WHAT THE EXERCISE ASKS
An acceptable answer contains every record below, unchanged, and no pictures.

DATA

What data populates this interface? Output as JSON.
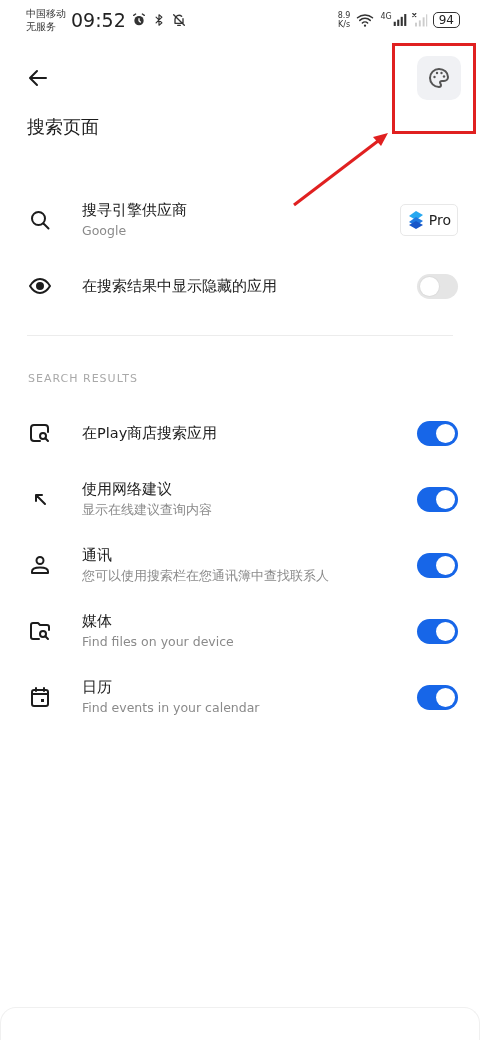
{
  "status_bar": {
    "carrier": "中国移动",
    "service": "无服务",
    "time": "09:52",
    "speed_value": "8.9",
    "speed_unit": "K/s",
    "network": "4G",
    "battery": "94"
  },
  "header": {
    "title": "搜索页面"
  },
  "settings": [
    {
      "title": "搜寻引擎供应商",
      "subtitle": "Google",
      "kind": "pro",
      "badge": "Pro"
    },
    {
      "title": "在搜索结果中显示隐藏的应用",
      "kind": "toggle",
      "on": false
    }
  ],
  "section": {
    "header": "SEARCH RESULTS",
    "rows": [
      {
        "title": "在Play商店搜索应用",
        "kind": "toggle",
        "on": true
      },
      {
        "title": "使用网络建议",
        "subtitle": "显示在线建议查询内容",
        "kind": "toggle",
        "on": true
      },
      {
        "title": "通讯",
        "subtitle": "您可以使用搜索栏在您通讯簿中查找联系人",
        "kind": "toggle",
        "on": true
      },
      {
        "title": "媒体",
        "subtitle": "Find files on your device",
        "kind": "toggle",
        "on": true
      },
      {
        "title": "日历",
        "subtitle": "Find events in your calendar",
        "kind": "toggle",
        "on": true
      }
    ]
  }
}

SOLUTION TO THIS PROBLEM
What data populates this interface? Output as JSON.
{
  "status_bar": {
    "carrier": "中国移动",
    "service": "无服务",
    "time": "09:52",
    "speed_value": "8.9",
    "speed_unit": "K/s",
    "network": "4G",
    "battery": "94"
  },
  "header": {
    "title": "搜索页面"
  },
  "settings": [
    {
      "title": "搜寻引擎供应商",
      "subtitle": "Google",
      "kind": "pro",
      "badge": "Pro"
    },
    {
      "title": "在搜索结果中显示隐藏的应用",
      "kind": "toggle",
      "on": false
    }
  ],
  "section": {
    "header": "SEARCH RESULTS",
    "rows": [
      {
        "title": "在Play商店搜索应用",
        "kind": "toggle",
        "on": true
      },
      {
        "title": "使用网络建议",
        "subtitle": "显示在线建议查询内容",
        "kind": "toggle",
        "on": true
      },
      {
        "title": "通讯",
        "subtitle": "您可以使用搜索栏在您通讯簿中查找联系人",
        "kind": "toggle",
        "on": true
      },
      {
        "title": "媒体",
        "subtitle": "Find files on your device",
        "kind": "toggle",
        "on": true
      },
      {
        "title": "日历",
        "subtitle": "Find events in your calendar",
        "kind": "toggle",
        "on": true
      }
    ]
  }
}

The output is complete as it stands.